The groove rule is rubbing some players the wrong way
D-Day for the PGA Tour’s new groove rule came and went January 1st, and of course things haven’t been the same since. With the exception of a couple of players praising the new grooves (which essentially force players to keep the ball in play, or risk a flier lie out of the rough) the comments have been pretty harsh.
But it’s not what you think. While some players have complained about having to switch wedges, more players seem to be frustrated with the game’s lack of consistency with the rules surrounding the wedges. Phil Mickelson was recently quoted discussing the idea of going back to the old Ping i2 wedges, but he said the wedges had to go through two different groups to get approved, a scenario Mickelson views as a ridiculous and arduous process.
I’ve looked at this from a couple of different ways because I’ve tested some of the i2 wedges,” Mickelson said prior to the first round of the Farmers Insurance. “And in dealing with the USGA, we have on one side conforming and legal grooves, and on the other side we have approved for play, and they’re not the same thing. I’ve sent in grooves that are legal but have not been approved for play, and I feel like the i2 grooves are not legal or don’t conform, but they are approved for play.”

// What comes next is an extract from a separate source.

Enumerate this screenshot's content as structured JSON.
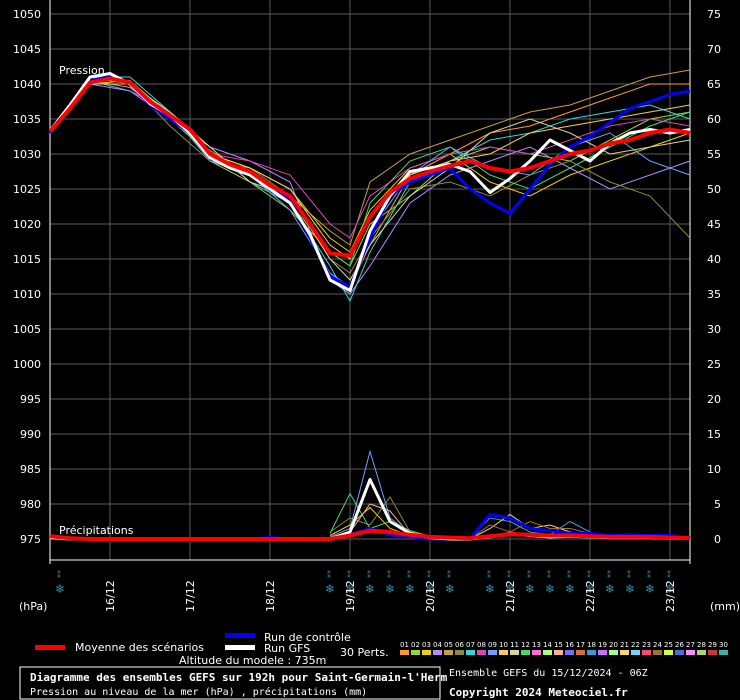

So you could essentially have one side of the USGA tell you the wedges are conforming, and then the other tell you they’re not approved for play. How in the world does that make sense? I’m sure players will be ecstatic when they hear the news!
Lee Westwood is so frustrated with the new grooves rule — he did miss the cut last week at Abu Dhabi last week, so I’m sure his beef is a bit more personal — that he’s hoping the tour considers a grooves policy, a la Formula One.
“The manufacturers are not sure about the testing and the parameters, so it’s semi-ridiculous situation and you have the fact that players have to almost check their own clubs to see if they are legal,” Westwood said.
“I think it should be like Formula One and you get these guys at the top of the leaderboard and test their clubs after they have played so you know who is playing within the rules and who is not.
“We are all sort of in the dark at the start of the year.”
Not a bad idea. So long as they make the grooves check a weekly thing, I don’t think this will end up being a big issue. But if you allow guys to walk within the grey area and bend the rules a bit; well that’s when things will start to get heated.
The last thing golf wants right now is for a guy to win a tour event and get branded a cheater because one of his wedges was considered “conforming,” but not “approved for play.”